Open Access

The reason for internal necrosis occurrences in sweetpotato (Ipomoea batatas) storage roots is not well understood. This disorder begins internally in the storage roots as small light brown spots near the proximal end of the root that eventually can become more enlarged as brown/black regions in the cortex. The objective of this study was to determine the effect of ethephon and flooding on the development of internal necrosis in the sweetpotato cultivars Beauregard, Carolina Ruby, and Covington over storage durations from 9 to 150 days after harvest (DAH) when roots had been cured. Soil moisture treatments were no-flooding, and simulated flooding that was created by applying 10 inches of overhead irrigation during 2 weeks before harvest. Ethephon was applied at 0, 0.75, and 0.98 lb/acre 2 weeks before harvest. Overall, ‘Covington’ and ‘Carolina Ruby’ had greater internal necrosis incidence (22% to 65% and 32% to 51%, respectively) followed by ‘Beauregard’ (9% to 22%) during storage duration from 9 to 150 DAH at both soil moistures. No significant change was observed for either internal necrosis incidence or severity for ‘Beauregard’ and ‘Carolina Ruby’ over the storage duration of 9–150 DAH. However, there was an increase of internal necrosis incidence and severity 9–30 DAH in ‘Covington’, with incidence and severity remaining similar 30–150 DAH. Storage roots in treatments sprayed with 0.75 or 0.98 lb/acre ethephon had higher internal necrosis incidence and severity compared with the nontreated, regardless of cultivars at both soil moistures. This research confirms that sweetpotato cultivars differ in their susceptibility to internal necrosis (incidence and severity), ethephon applied to foliage can contribute to internal necrosis development in storage roots, and internal necrosis incidence reaches a maximum by 30 DAH in ‘Covington’ and 9 DAH in ‘Carolina Ruby’ and ‘Beauregard’.

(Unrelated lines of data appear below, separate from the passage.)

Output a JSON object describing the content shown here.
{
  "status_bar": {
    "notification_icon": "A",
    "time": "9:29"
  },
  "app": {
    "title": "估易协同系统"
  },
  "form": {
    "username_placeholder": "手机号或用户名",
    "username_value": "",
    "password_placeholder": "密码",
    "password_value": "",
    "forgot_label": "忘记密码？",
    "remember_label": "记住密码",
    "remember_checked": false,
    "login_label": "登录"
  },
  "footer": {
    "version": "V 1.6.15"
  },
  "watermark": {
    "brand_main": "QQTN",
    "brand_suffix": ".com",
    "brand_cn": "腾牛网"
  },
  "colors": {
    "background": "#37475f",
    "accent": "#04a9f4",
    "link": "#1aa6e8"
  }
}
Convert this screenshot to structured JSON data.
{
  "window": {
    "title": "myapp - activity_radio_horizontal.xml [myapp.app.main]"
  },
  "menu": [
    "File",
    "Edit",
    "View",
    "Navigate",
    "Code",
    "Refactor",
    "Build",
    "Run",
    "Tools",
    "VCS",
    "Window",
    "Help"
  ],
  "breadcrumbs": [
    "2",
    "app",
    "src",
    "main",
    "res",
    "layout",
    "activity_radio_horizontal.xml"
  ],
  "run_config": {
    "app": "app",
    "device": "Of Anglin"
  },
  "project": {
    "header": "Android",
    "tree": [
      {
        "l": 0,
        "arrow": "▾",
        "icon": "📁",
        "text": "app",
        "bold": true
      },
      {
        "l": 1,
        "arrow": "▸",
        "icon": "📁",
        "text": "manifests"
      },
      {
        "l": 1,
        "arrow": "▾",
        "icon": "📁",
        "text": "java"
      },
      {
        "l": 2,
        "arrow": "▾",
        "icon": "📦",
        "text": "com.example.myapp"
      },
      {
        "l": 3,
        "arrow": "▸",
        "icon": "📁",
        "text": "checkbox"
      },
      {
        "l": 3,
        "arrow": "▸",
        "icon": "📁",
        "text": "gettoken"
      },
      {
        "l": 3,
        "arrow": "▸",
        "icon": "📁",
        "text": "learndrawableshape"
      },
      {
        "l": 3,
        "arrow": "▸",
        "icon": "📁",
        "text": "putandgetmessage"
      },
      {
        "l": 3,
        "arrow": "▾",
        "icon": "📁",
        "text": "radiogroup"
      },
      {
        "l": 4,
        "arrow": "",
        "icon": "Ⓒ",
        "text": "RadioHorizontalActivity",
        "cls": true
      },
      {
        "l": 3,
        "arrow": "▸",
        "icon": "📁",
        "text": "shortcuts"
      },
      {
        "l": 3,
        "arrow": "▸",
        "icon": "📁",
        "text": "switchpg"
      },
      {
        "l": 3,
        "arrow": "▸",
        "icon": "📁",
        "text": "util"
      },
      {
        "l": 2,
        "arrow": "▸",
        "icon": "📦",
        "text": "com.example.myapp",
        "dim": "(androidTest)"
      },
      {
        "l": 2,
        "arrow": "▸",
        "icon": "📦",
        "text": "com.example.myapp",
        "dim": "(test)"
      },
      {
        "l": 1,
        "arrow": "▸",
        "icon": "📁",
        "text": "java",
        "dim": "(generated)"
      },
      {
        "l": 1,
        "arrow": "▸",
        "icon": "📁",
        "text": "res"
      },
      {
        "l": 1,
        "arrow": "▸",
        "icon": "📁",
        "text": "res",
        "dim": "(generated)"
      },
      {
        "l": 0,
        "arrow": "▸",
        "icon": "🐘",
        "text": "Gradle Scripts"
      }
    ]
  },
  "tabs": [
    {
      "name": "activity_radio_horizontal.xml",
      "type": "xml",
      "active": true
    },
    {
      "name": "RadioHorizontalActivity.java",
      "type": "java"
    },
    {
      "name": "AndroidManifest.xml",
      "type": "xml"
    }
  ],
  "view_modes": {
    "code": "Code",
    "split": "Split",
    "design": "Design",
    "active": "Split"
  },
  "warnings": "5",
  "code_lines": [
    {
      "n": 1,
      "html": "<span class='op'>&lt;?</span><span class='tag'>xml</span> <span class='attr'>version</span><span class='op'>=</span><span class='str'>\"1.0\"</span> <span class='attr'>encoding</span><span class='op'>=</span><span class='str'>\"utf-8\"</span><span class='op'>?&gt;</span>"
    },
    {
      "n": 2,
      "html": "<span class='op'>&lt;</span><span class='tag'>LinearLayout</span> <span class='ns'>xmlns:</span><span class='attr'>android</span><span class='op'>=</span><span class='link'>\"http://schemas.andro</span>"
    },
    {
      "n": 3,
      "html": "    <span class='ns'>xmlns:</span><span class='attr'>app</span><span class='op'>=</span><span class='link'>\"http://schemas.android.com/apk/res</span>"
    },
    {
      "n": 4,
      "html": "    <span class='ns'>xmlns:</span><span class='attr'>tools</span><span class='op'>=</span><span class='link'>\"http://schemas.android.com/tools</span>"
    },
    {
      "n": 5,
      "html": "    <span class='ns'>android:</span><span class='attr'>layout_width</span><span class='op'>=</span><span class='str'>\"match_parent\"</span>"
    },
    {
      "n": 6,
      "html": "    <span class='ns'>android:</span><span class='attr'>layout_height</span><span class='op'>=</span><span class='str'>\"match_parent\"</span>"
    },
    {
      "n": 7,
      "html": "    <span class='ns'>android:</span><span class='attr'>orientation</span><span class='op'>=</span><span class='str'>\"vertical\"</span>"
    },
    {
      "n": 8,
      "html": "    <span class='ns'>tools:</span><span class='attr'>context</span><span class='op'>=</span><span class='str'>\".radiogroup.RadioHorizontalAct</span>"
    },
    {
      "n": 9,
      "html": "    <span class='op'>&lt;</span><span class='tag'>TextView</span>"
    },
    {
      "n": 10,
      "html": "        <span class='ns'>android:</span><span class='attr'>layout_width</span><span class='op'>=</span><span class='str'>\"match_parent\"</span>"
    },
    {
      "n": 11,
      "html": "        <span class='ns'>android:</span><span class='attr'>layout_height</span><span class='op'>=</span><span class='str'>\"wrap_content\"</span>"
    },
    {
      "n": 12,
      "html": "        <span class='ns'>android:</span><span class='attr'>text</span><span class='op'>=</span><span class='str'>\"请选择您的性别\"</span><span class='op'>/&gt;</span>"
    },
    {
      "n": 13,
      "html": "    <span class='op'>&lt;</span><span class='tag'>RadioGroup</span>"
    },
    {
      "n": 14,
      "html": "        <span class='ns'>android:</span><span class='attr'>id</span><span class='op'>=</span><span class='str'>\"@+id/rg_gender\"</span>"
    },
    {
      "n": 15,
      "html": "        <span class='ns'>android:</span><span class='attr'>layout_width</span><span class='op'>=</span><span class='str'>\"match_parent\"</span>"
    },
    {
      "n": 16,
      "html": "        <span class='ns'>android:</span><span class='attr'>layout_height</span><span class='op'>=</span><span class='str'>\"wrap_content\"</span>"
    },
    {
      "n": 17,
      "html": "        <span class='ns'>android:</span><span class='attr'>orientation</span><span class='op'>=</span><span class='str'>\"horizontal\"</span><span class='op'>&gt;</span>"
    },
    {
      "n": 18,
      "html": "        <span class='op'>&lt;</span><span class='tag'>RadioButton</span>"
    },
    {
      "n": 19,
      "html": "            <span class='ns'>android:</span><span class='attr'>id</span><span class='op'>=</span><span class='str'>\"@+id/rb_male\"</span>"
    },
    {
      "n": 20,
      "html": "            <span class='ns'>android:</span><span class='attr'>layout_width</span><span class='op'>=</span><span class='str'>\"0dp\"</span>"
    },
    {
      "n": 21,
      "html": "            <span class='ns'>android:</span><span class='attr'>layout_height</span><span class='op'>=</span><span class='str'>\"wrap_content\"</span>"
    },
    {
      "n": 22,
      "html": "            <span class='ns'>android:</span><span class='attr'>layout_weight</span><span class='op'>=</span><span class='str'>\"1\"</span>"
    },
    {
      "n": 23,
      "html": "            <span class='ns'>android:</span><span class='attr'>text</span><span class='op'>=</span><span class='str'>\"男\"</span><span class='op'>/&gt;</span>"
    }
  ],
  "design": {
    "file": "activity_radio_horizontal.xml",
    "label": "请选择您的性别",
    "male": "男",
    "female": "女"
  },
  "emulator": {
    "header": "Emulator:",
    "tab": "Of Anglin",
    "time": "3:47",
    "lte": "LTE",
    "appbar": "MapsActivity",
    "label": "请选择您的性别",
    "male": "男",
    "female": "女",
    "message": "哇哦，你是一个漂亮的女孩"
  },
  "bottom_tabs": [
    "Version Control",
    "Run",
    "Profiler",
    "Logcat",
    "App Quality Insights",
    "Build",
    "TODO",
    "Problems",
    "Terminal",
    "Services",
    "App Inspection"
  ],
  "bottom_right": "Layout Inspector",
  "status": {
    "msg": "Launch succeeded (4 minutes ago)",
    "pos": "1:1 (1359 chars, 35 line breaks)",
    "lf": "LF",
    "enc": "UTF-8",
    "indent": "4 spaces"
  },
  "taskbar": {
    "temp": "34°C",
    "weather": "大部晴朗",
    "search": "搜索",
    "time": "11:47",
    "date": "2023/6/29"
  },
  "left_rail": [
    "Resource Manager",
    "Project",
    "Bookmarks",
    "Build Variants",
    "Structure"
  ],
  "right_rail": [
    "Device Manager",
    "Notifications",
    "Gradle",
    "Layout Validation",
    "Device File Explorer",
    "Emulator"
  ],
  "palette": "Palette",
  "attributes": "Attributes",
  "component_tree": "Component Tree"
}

Full access

A traditional dairy-based frozen dessert (ice cream) was developed with three levels of sweetpotato (Ipomoea batatas) puree [20%, 30%, and 40% (by weight)] to determine the impact of sweetpotato content on product functionality, nutritional content, and sensory characteristics. Increased sweetpotato puree resulted in increased orange color, flavor intensity, and sweetpotato flavor, but 40% puree proved difficult to incorporate into the mixture. Additionally, nondairy frozen desserts containing 30% sweetpotato puree were compared with a milk-based control in which all ingredients were the same except that milk was replaced with soy (Glycine max) and almond (Prunus dulcis) milk. Consumer acceptability tests were conducted with panelists at Mississippi State University (n = 101) and in Pontotoc, MS (n = 43). Panelists in Pontotoc rated the overall acceptability of all three frozen desserts the same, but they preferred the appearance of the milk-based frozen dessert over that of soy- and almond-based milk alternatives. According to the panelists at Mississippi State, the milk-based frozen dessert had greater overall acceptability and aroma than the almond-based dessert and a preferential texture and appearance compared with the soy- and almond-based desserts. Milk-, soy-, and almond-based frozen desserts were rated as “slightly liked” or better by 92%, 80%, and 69% of the panelists, respectively.

Open Access